It also aims to boost the share of houses built by small and medium-sized building firms, which built 40% of new homes 30 years ago but only 12% today.
The White Paper proposes that all new streets should be tree-lined and the MHCLG also says “all new homes to be carbon neutral by 2050, with no new homes delivered under the new system needed to be retrofitted”.
Councils will also be forced to lay out a “local plan” of where new homes can be built, as only 50% have such schemes in place.
The reforms aim to reduce the number of planning cases that get overturned at appeal by creating a “clearer, rules-based system”.
A new national levy would replace the current system of developer contributions and “beautiful buildings” will be fast-tracked through the planning system.
But RIBA President, Alan Jones, said: “While there’s no doubt the planning system needs reform, these shameful proposals do almost nothing to guarantee the delivery of affordable, well-designed and sustainable homes.
“While they might help to ‘get Britain building’ – paired with the extension of permitted development – there’s every chance they could also lead to the creation of the next generation of slum housing.”
Shadow housing minister Mike Amesbury said: “This is a developer’s charter that will see communities sidelined in decisions and denied vital funding for building schools, clinics and community infrastructure.”
Tom Fyans, deputy chief executive of CPRE (Campaign to Protect Rural England), said: “The key acid test for the planning reforms is community involvement, and on first reading it’s still not clear how this will work under a zoning system.”
The Local Government Association’s chairman James Jamieson said nine in 10 applications are approved by councils with more than a million homes given planning permission over the last decade yet to be built and the system should focus on that.
“Any loss of local control over developments would be a concern,” the Tory council chief warned.
Kate Henderson, chief executive of the National Housing Federation, said the Government was proposing to scrap Section 106 agreements which can be used to require private developers to build a certain amount of social homes on a site.
“Any alternative to Section 106 must ensure we can deliver more high quality affordable homes to meet the huge demand across the country,” she said.
But Matthew Fell, CBI chief UK policy director, said the reforms “will allow housebuilders to get to work”.
And the Royal Institution of Chartered Surveyors welcomed the moves as a “big step in the right direction”.
Eugene Marchese, of retirement community developer Guild Living, said the Government's plans do not go far enough in addressing Britain's shortage of purpose-built housing for older people.
He said: “In the rush to build we must not forget the needs of people in later life, who face a worsening shortage of high-quality later living accommodation that can support their health and wellbeing, and provide them with tailored care, should they need it.
“As the government consults on how local areas assess and plan to meet their housing needs, it is imperative that the needs of older people are not forgotten.

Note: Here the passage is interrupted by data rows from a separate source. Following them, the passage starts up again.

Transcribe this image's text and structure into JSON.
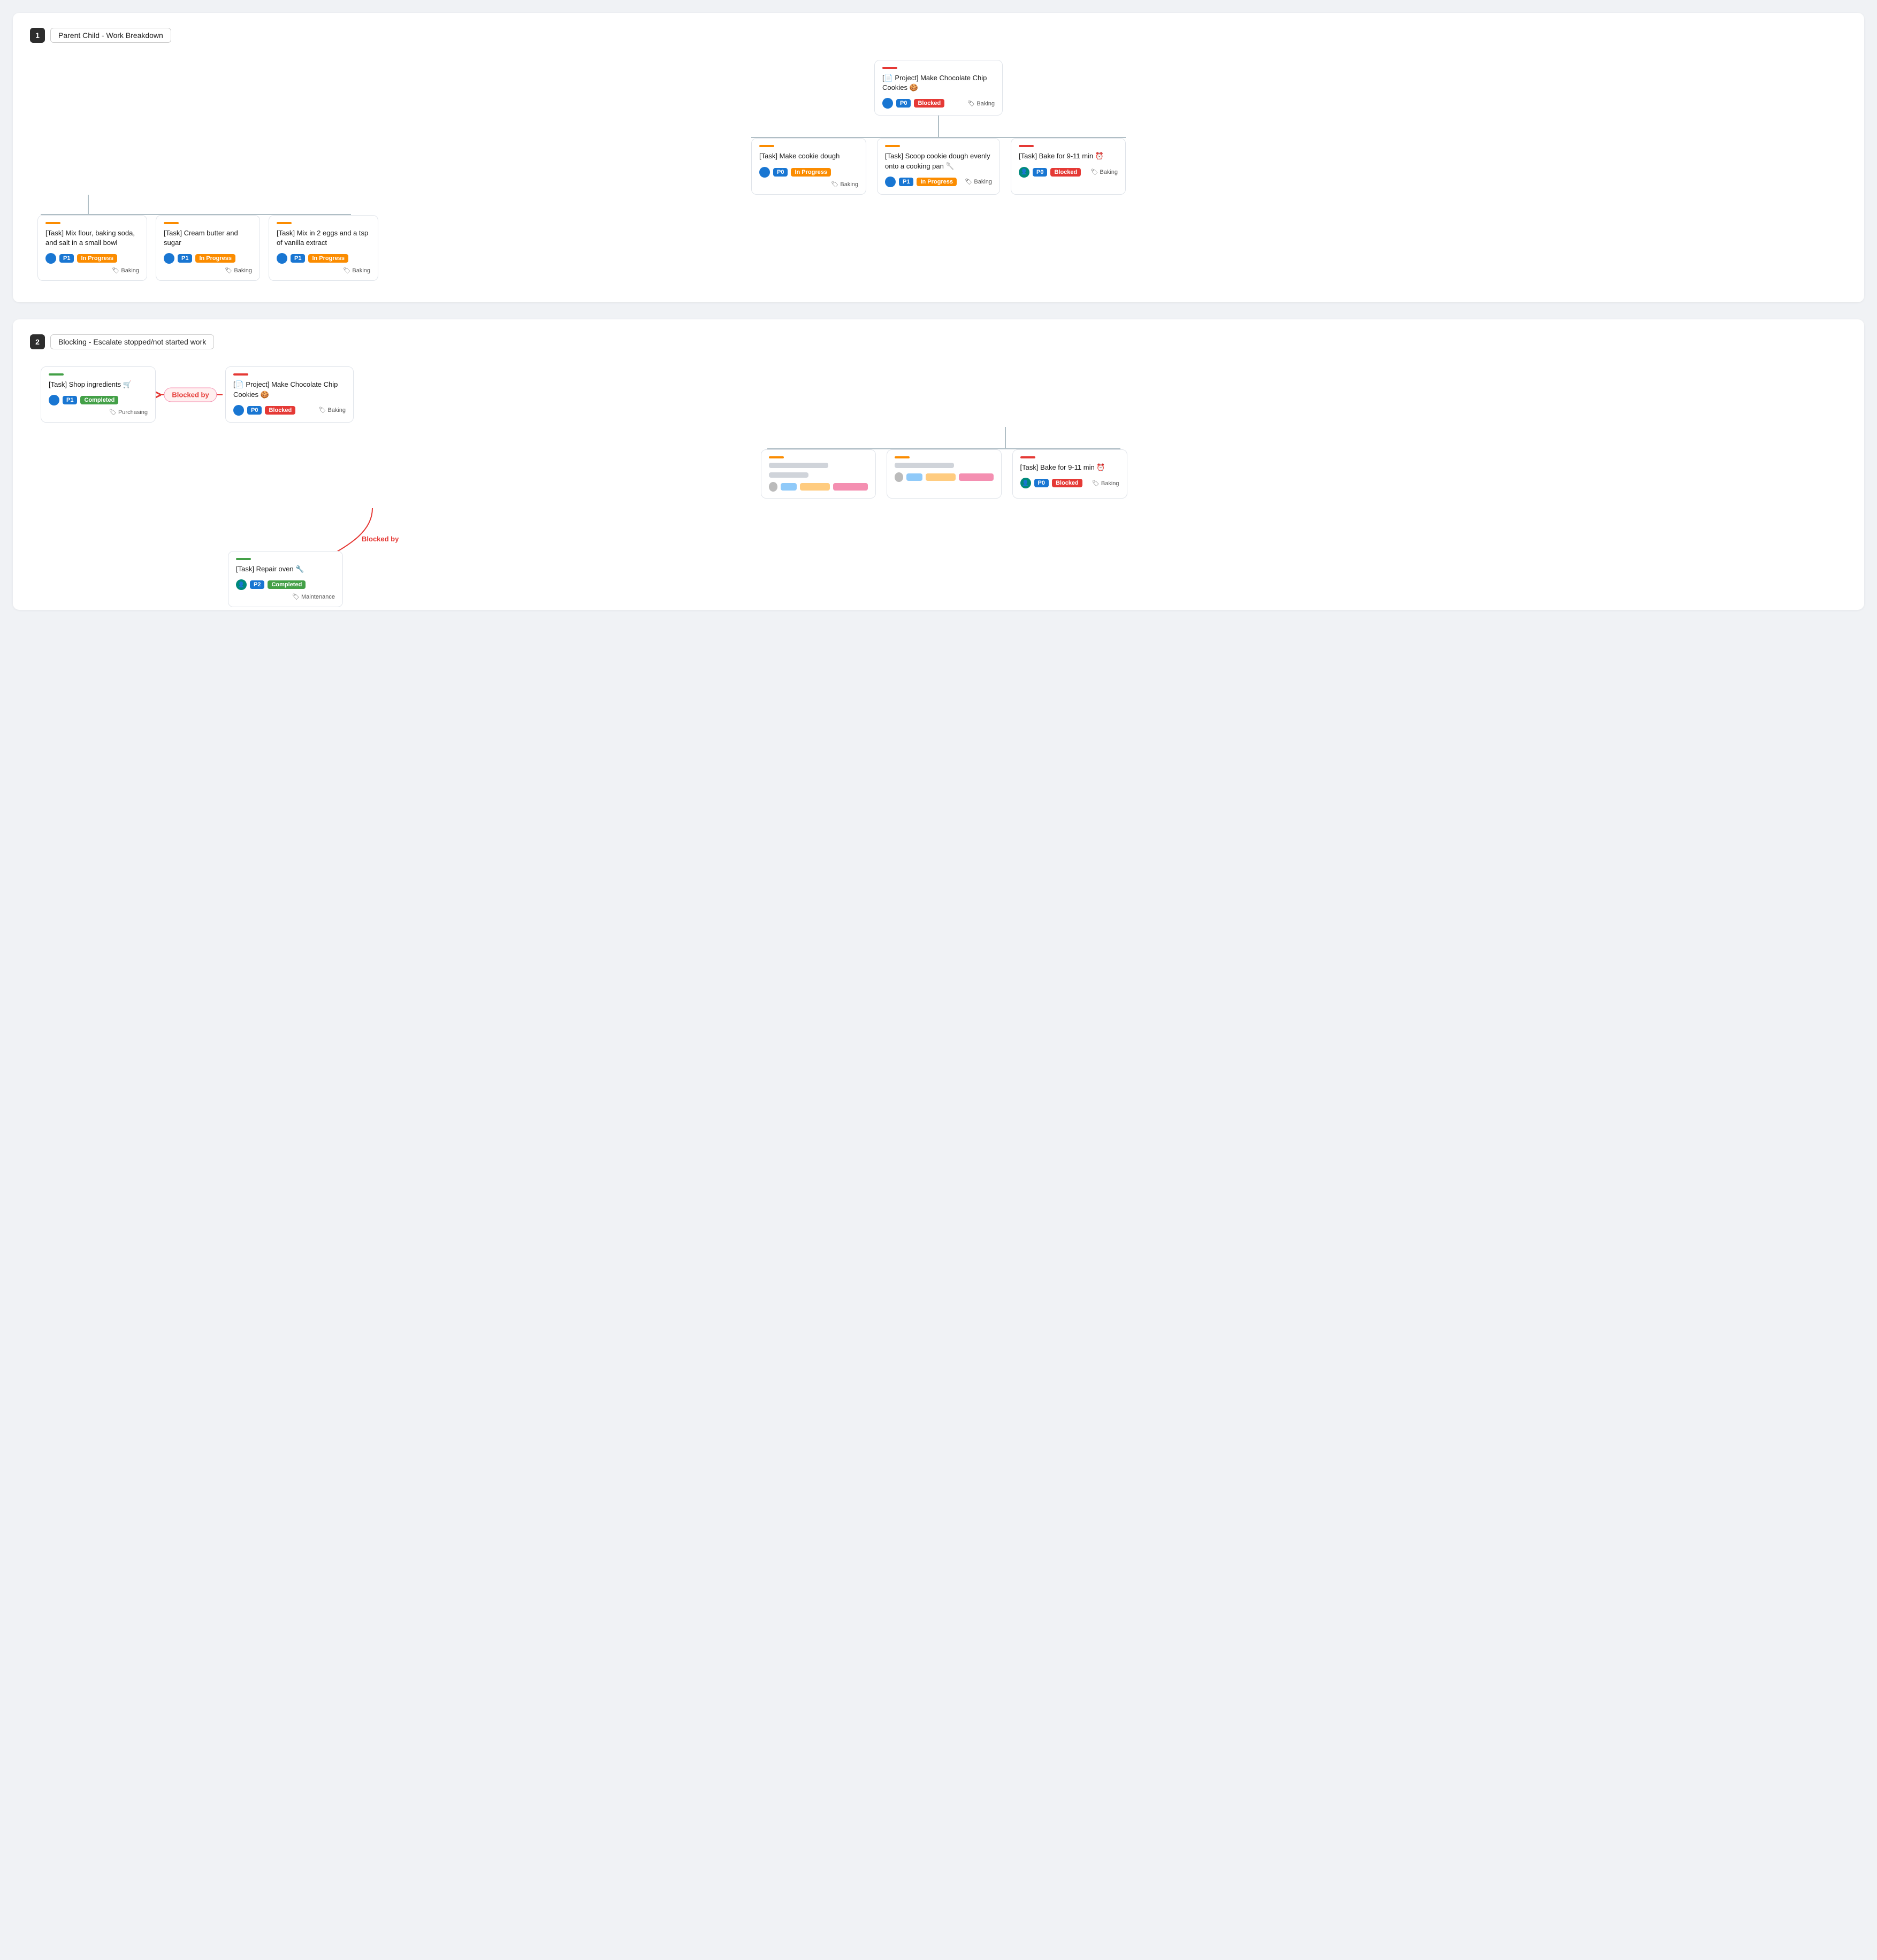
{
  "section1": {
    "num": "1",
    "title": "Parent Child - Work Breakdown",
    "root": {
      "bar": "bar-red",
      "title": "[📄 Project] Make Chocolate Chip Cookies 🍪",
      "avatar_color": "avatar-blue",
      "priority": "P0",
      "status": "Blocked",
      "status_class": "badge-blocked",
      "team": "🏷 Baking"
    },
    "level1": [
      {
        "bar": "bar-orange",
        "title": "[Task] Make cookie dough",
        "avatar_color": "avatar-blue",
        "priority": "P0",
        "status": "In Progress",
        "status_class": "badge-inprogress",
        "team": "🏷 Baking"
      },
      {
        "bar": "bar-orange",
        "title": "[Task] Scoop cookie dough evenly onto a cooking pan 🥄",
        "avatar_color": "avatar-blue",
        "priority": "P1",
        "status": "In Progress",
        "status_class": "badge-inprogress",
        "team": "🏷 Baking"
      },
      {
        "bar": "bar-red",
        "title": "[Task] Bake for 9-11 min ⏰",
        "avatar_color": "avatar-teal",
        "priority": "P0",
        "status": "Blocked",
        "status_class": "badge-blocked",
        "team": "🏷 Baking"
      }
    ],
    "level2": [
      {
        "bar": "bar-orange",
        "title": "[Task] Mix flour, baking soda, and salt in a small bowl",
        "avatar_color": "avatar-blue",
        "priority": "P1",
        "status": "In Progress",
        "status_class": "badge-inprogress",
        "team": "🏷 Baking"
      },
      {
        "bar": "bar-orange",
        "title": "[Task] Cream butter and sugar",
        "avatar_color": "avatar-blue",
        "priority": "P1",
        "status": "In Progress",
        "status_class": "badge-inprogress",
        "team": "🏷 Baking"
      },
      {
        "bar": "bar-orange",
        "title": "[Task] Mix in 2 eggs and a tsp of vanilla extract",
        "avatar_color": "avatar-blue",
        "priority": "P1",
        "status": "In Progress",
        "status_class": "badge-inprogress",
        "team": "🏷 Baking"
      }
    ]
  },
  "section2": {
    "num": "2",
    "title": "Blocking - Escalate stopped/not started work",
    "shop": {
      "bar": "bar-green",
      "title": "[Task] Shop ingredients 🛒",
      "avatar_color": "avatar-blue",
      "priority": "P1",
      "status": "Completed",
      "status_class": "badge-completed",
      "team": "🏷 Purchasing"
    },
    "blocked_by_label": "Blocked by",
    "root": {
      "bar": "bar-red",
      "title": "[📄 Project] Make Chocolate Chip Cookies 🍪",
      "avatar_color": "avatar-blue",
      "priority": "P0",
      "status": "Blocked",
      "status_class": "badge-blocked",
      "team": "🏷 Baking"
    },
    "bake": {
      "bar": "bar-red",
      "title": "[Task] Bake for 9-11 min ⏰",
      "avatar_color": "avatar-teal",
      "priority": "P0",
      "status": "Blocked",
      "status_class": "badge-blocked",
      "team": "🏷 Baking"
    },
    "repair": {
      "bar": "bar-green",
      "title": "[Task] Repair oven 🔧",
      "avatar_color": "avatar-teal",
      "priority": "P2",
      "status": "Completed",
      "status_class": "badge-completed",
      "team": "🏷 Maintenance"
    },
    "blocked_by_label2": "Blocked by"
  }
}
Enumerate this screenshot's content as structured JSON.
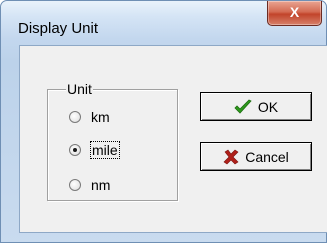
{
  "window": {
    "title": "Display Unit",
    "close_glyph": "X"
  },
  "unit_group": {
    "label": "Unit",
    "options": [
      {
        "label": "km",
        "selected": false
      },
      {
        "label": "mile",
        "selected": true
      },
      {
        "label": "nm",
        "selected": false
      }
    ]
  },
  "buttons": {
    "ok": {
      "label": "OK",
      "icon": "checkmark-icon",
      "color": "#2e9a1d"
    },
    "cancel": {
      "label": "Cancel",
      "icon": "x-mark-icon",
      "color": "#b0201a"
    }
  }
}
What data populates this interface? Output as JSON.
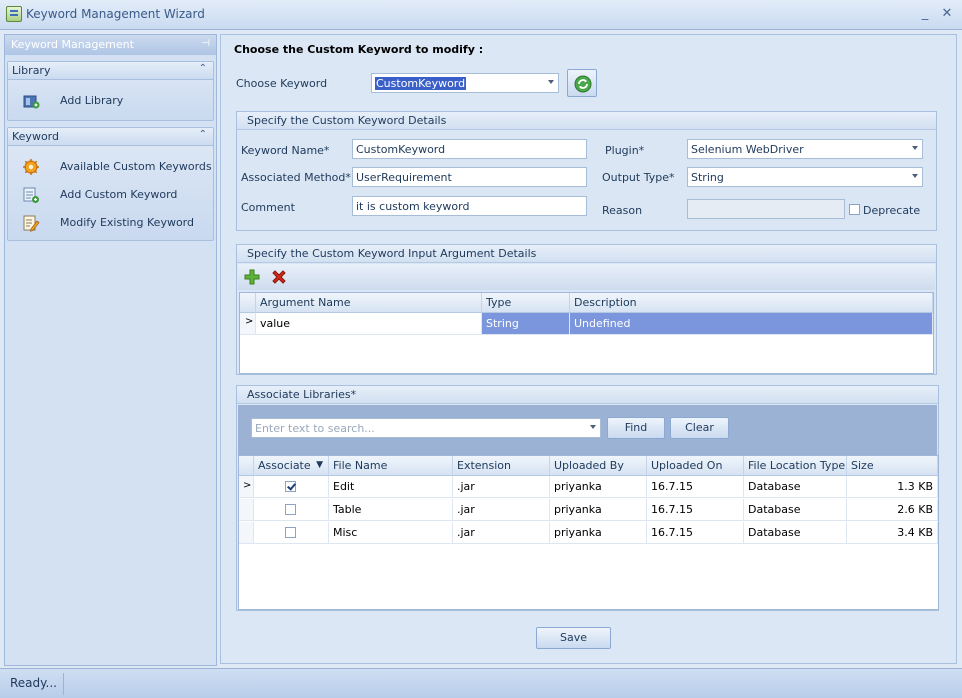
{
  "window": {
    "title": "Keyword Management Wizard",
    "minimize_glyph": "_",
    "close_glyph": "✕"
  },
  "left_pane": {
    "header": "Keyword Management",
    "pin_glyph": "⊣",
    "groups": [
      {
        "title": "Library",
        "items": [
          {
            "label": "Add Library",
            "icon": "add-library-icon"
          }
        ]
      },
      {
        "title": "Keyword",
        "items": [
          {
            "label": "Available Custom Keywords",
            "icon": "gear-icon"
          },
          {
            "label": "Add Custom Keyword",
            "icon": "add-keyword-icon"
          },
          {
            "label": "Modify Existing  Keyword",
            "icon": "edit-icon"
          }
        ]
      }
    ],
    "collapse_glyph": "⌃"
  },
  "main": {
    "heading": "Choose the Custom Keyword to modify  :",
    "choose_keyword_label": "Choose Keyword",
    "choose_keyword_value": "CustomKeyword",
    "details": {
      "title": "Specify the Custom Keyword Details",
      "keyword_name_label": "Keyword Name*",
      "keyword_name_value": "CustomKeyword",
      "associated_method_label": "Associated Method*",
      "associated_method_value": "UserRequirement",
      "comment_label": "Comment",
      "comment_value": "it is custom keyword",
      "plugin_label": "Plugin*",
      "plugin_value": "Selenium WebDriver",
      "output_type_label": "Output Type*",
      "output_type_value": "String",
      "reason_label": "Reason",
      "reason_value": "",
      "deprecate_label": "Deprecate",
      "deprecate_checked": false
    },
    "arguments": {
      "title": "Specify the Custom Keyword Input Argument Details",
      "columns": [
        "Argument Name",
        "Type",
        "Description"
      ],
      "rows": [
        {
          "name": "value",
          "type": "String",
          "description": "Undefined"
        }
      ]
    },
    "libraries": {
      "title": "Associate Libraries*",
      "search_placeholder": "Enter text to search...",
      "find_label": "Find",
      "clear_label": "Clear",
      "columns": [
        "Associate",
        "File Name",
        "Extension",
        "Uploaded By",
        "Uploaded On",
        "File Location Type",
        "Size"
      ],
      "rows": [
        {
          "associate": true,
          "file_name": "Edit",
          "extension": ".jar",
          "uploaded_by": "priyanka",
          "uploaded_on": "16.7.15",
          "location": "Database",
          "size": "1.3 KB"
        },
        {
          "associate": false,
          "file_name": "Table",
          "extension": ".jar",
          "uploaded_by": "priyanka",
          "uploaded_on": "16.7.15",
          "location": "Database",
          "size": "2.6 KB"
        },
        {
          "associate": false,
          "file_name": "Misc",
          "extension": ".jar",
          "uploaded_by": "priyanka",
          "uploaded_on": "16.7.15",
          "location": "Database",
          "size": "3.4 KB"
        }
      ]
    },
    "save_label": "Save"
  },
  "status": {
    "text": "Ready..."
  },
  "colors": {
    "selection": "#7b96dc",
    "accent": "#1e395b"
  }
}
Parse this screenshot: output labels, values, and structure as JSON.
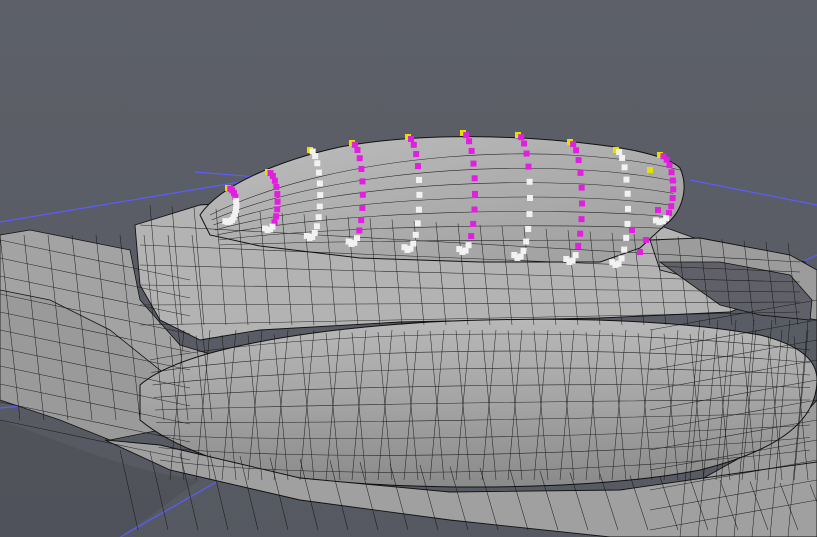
{
  "viewport": {
    "background": "#5b5e66",
    "grid_color": "#5c5cff",
    "mesh_fill": "#a9a9a9",
    "mesh_shadow": "#8a8a8a",
    "wire_color": "#111111",
    "selection_colors": {
      "white": "#f2f2f2",
      "magenta": "#e21ee0",
      "yellow": "#e6e000"
    }
  }
}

With the right implementation, these reforms create a fantastic opportunity to repurpose town centre sites to create a new generation of retirement homes that restore people in later life to their rightful place at the heart of our communities.”
There were also concerns about the environmental measures contained within the proposals.
Nikki Williams, director of campaigning and policy at The Wildlife Trusts, said tree-lined streets are not enough.
She added: “Parks, green spaces and all the areas around our homes must be part of a wild network of nature-rich areas that will benefit bees and birds as much as it will enable people to connect with on-your-doorstep nature every single day.”
John Alker, director of policy and places at the UK Green Building Council, said they were “deeply concerned” by the 2050 target for carbon neutral homes.
“All new homes must rather be net zero carbon in operation by 2030 at the latest, in order to meet our national net zero target,” he said.